### YOUR INSTRUCTIONS:
Print the data exactly as written, line for line, and leave its pictures behind.

[Dataset rows for apps and sites]
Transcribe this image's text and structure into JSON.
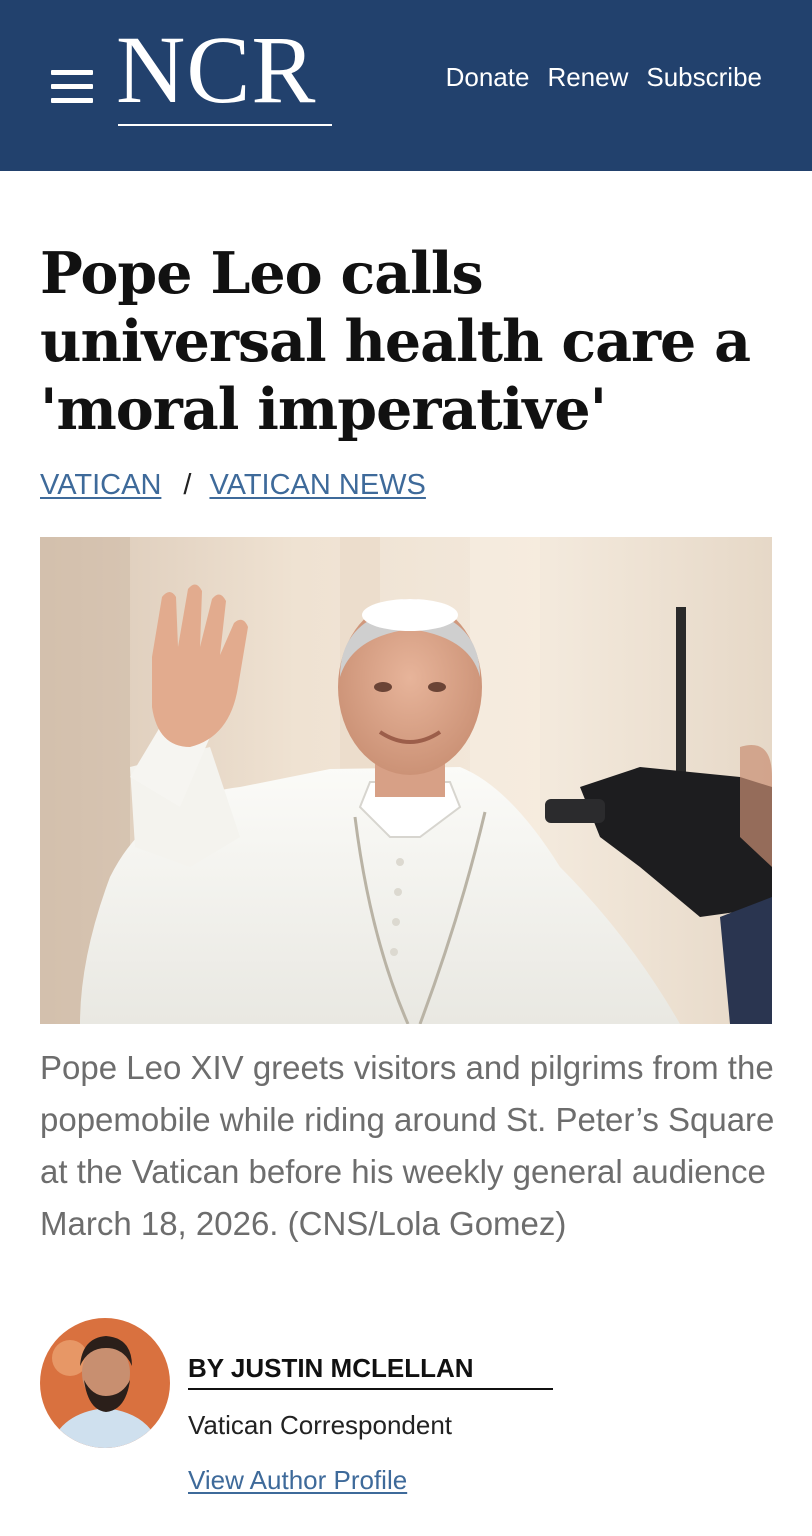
{
  "header": {
    "logo_text": "NCR",
    "nav": [
      "Donate",
      "Renew",
      "Subscribe"
    ],
    "background_color": "#22416d",
    "menu_icon": "hamburger-menu-icon"
  },
  "article": {
    "headline": "Pope Leo calls universal health care a 'moral imperative'",
    "breadcrumb": {
      "section": "VATICAN",
      "separator": "/",
      "subsection": "VATICAN NEWS"
    },
    "caption": "Pope Leo XIV greets visitors and pilgrims from the popemobile while riding around St. Peter’s Square at the Vatican before his weekly general audience March 18, 2026. (CNS/Lola Gomez)"
  },
  "author": {
    "byline": "BY JUSTIN MCLELLAN",
    "role": "Vatican Correspondent",
    "profile_link": "View Author Profile"
  },
  "colors": {
    "link": "#3e6a9a",
    "caption": "#6d6d6d"
  }
}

### YOUR SOLUTION:
Transcribe this image's text and structure into JSON.
{
  "header": {
    "logo_text": "NCR",
    "nav": [
      "Donate",
      "Renew",
      "Subscribe"
    ],
    "background_color": "#22416d",
    "menu_icon": "hamburger-menu-icon"
  },
  "article": {
    "headline": "Pope Leo calls universal health care a 'moral imperative'",
    "breadcrumb": {
      "section": "VATICAN",
      "separator": "/",
      "subsection": "VATICAN NEWS"
    },
    "caption": "Pope Leo XIV greets visitors and pilgrims from the popemobile while riding around St. Peter’s Square at the Vatican before his weekly general audience March 18, 2026. (CNS/Lola Gomez)"
  },
  "author": {
    "byline": "BY JUSTIN MCLELLAN",
    "role": "Vatican Correspondent",
    "profile_link": "View Author Profile"
  },
  "colors": {
    "link": "#3e6a9a",
    "caption": "#6d6d6d"
  }
}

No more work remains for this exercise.